And lastly, a note to self, get some new tape for the handlebar. You look bad with loose tape flapping in the wind.

Lotusphere Comes To You dates are announced

IBM has posted dates for LCTY events.  More information is here.

Chicago happens to be the first city on schedule for North America.  The Chicago event is on March 11th.

Lotusphere 2010 had a great deal of interesting information on LotusLive, Project Vulcan and overall future plans for the Lotus product line up.  If you didn’t make it to Orlando this year, spending a day at a local LCTY event is going to be well worth your time.  And did I mention? There will be food.

GRANITE in the suburbs?

If you are a Lotus professional in or around Chicago, did you ever you feel that you wanted to come to one of the GRANITE meetings but didn’t want to make the trip downtown?  Roy Rumaner is looking to start a suburban chapter of GRANITE.  He has a discussion going on LinkedIn.

So, if you’re interested, join the discussion and show your support for the idea.  And if you’re not already on LinkedIn, this is a good opportunity to join and connect with other professionals around our town.

Free Gyros in Chicago on September 1st

If you like eating gyros and you live in Chicago, you’re in luck.  Tomorrow, September 1st, 2009, Kronos Foods is offering a free gyro at one of 44 participating restaurants.  To take advantage of the offer just visit the Kronos’ website and print out a coupon.  Bon appetit!

Know Any Good Web Developers?

The Taproot Foundation in Chicago is looking for good web developers who want to do it pro bono. Talented web developers are hard to find and are in demand. Taproot has some projects staffing right now and would love to meet web developers who may be interested in becoming pro bono consultants with the Taproot Foundation.

I’ve been involved with Taproot for about 1 year now and about to start my 3rd project as a web developer. Working with Taproot has been a rather rewarding, albeit at times frustrating, experience. I’m not going to attempt to advocate volunteering, it’s just a good thing to do. But for a web developer being a pro bono consultant offers a singular experience: as an IT professional, never again will you feel as appreciated as when you deliver the final site to your pro bono client. In addition, you will have an opportunity to hone your existing skills or learn something new. And, of course, you will get to meet all kinds of new people with different backgrounds from different companies around Chicago.

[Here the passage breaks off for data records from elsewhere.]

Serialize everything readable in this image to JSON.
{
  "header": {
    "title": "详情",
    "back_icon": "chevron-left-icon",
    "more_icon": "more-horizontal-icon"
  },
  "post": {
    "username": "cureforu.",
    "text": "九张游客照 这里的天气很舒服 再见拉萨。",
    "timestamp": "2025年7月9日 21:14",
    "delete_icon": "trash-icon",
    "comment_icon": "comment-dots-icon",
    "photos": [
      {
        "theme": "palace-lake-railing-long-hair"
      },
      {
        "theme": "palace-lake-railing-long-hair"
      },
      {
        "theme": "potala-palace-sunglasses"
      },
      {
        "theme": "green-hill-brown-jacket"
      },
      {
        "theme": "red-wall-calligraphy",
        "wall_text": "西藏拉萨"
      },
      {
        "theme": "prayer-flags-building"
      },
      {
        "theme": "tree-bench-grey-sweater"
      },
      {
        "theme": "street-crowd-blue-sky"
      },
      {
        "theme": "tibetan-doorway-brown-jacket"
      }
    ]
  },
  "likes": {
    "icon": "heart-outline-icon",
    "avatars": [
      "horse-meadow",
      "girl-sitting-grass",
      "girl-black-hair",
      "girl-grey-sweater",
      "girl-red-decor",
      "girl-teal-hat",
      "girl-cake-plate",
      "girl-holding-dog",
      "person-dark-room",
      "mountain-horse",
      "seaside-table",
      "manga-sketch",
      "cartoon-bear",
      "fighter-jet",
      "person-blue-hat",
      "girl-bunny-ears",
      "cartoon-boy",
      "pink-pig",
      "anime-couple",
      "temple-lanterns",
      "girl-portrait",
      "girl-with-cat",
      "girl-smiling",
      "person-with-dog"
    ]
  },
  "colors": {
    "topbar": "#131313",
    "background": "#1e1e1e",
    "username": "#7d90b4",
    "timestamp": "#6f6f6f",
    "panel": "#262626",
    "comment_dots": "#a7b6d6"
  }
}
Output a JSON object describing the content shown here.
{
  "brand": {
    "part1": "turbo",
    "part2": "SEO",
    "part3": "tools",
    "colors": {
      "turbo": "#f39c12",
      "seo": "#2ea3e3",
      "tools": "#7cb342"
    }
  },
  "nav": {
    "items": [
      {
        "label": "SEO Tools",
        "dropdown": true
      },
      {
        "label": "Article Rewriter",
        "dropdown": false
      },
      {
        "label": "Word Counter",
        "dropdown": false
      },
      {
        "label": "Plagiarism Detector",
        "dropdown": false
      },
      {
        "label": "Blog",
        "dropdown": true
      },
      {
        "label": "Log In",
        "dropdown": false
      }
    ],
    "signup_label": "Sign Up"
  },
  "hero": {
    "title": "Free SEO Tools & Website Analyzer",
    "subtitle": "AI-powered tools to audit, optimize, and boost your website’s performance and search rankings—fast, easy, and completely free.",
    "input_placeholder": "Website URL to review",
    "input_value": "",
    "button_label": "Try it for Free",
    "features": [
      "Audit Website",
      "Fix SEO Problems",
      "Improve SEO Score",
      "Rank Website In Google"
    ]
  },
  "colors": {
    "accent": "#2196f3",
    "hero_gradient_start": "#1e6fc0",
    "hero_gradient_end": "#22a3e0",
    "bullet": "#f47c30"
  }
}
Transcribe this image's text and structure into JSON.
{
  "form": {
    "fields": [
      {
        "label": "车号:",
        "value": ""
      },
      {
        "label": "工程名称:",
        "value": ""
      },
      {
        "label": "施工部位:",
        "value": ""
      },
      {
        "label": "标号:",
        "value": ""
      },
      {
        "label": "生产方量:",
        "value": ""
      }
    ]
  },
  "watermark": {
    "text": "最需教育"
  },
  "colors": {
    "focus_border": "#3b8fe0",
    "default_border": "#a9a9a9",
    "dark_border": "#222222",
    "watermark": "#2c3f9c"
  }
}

So, if you think being a pro bono consultant is for you, please visit the Taproot website and Create a Profile. 

If you apply by Monday morning 5/11, Taproot may be able to have you come to the next Orientation which is on Wednesday, May 13th at 6pm in downtown Chicago.

If you want to know more about Taproot, just drop me an email or leave a comment to this post.

Why do they advertise ERs on billboards?

This falls into the category of things that baffle me…  Driving along I-355 in Chicago I noticed a large billboard advertising some local hospital.  The gist of the ad was that there is no waiting in their ER.  Now, this was maybe 3 hours ago but I already forgot the name of the hospital.  And what value does that billboard provide?  If I’m heading to a hospital’s ER, it is because I’m either hurt real bad or I’m in the back of an ambulance.  In either case, I’m heading to the closest damn hospital.

What is the biggest difference between an ambulance and a taxi? You can’t tell the ambulance where to take you.  It’s going to the hospital it services.

And if I’m heading to a hospital any other way, I’m going to the closest hospital I know and not to the hospital I have to Google the directions to, hoping to remember the name of that one place that promised no waiting in their ER.

So, dear hospital, the one that advertises on I-355 whatever your name may be, please save your money and try to direct your advertising budget towards things that really matter to your patients, things like making sure that saving lives does not cost an arm and a leg in the end.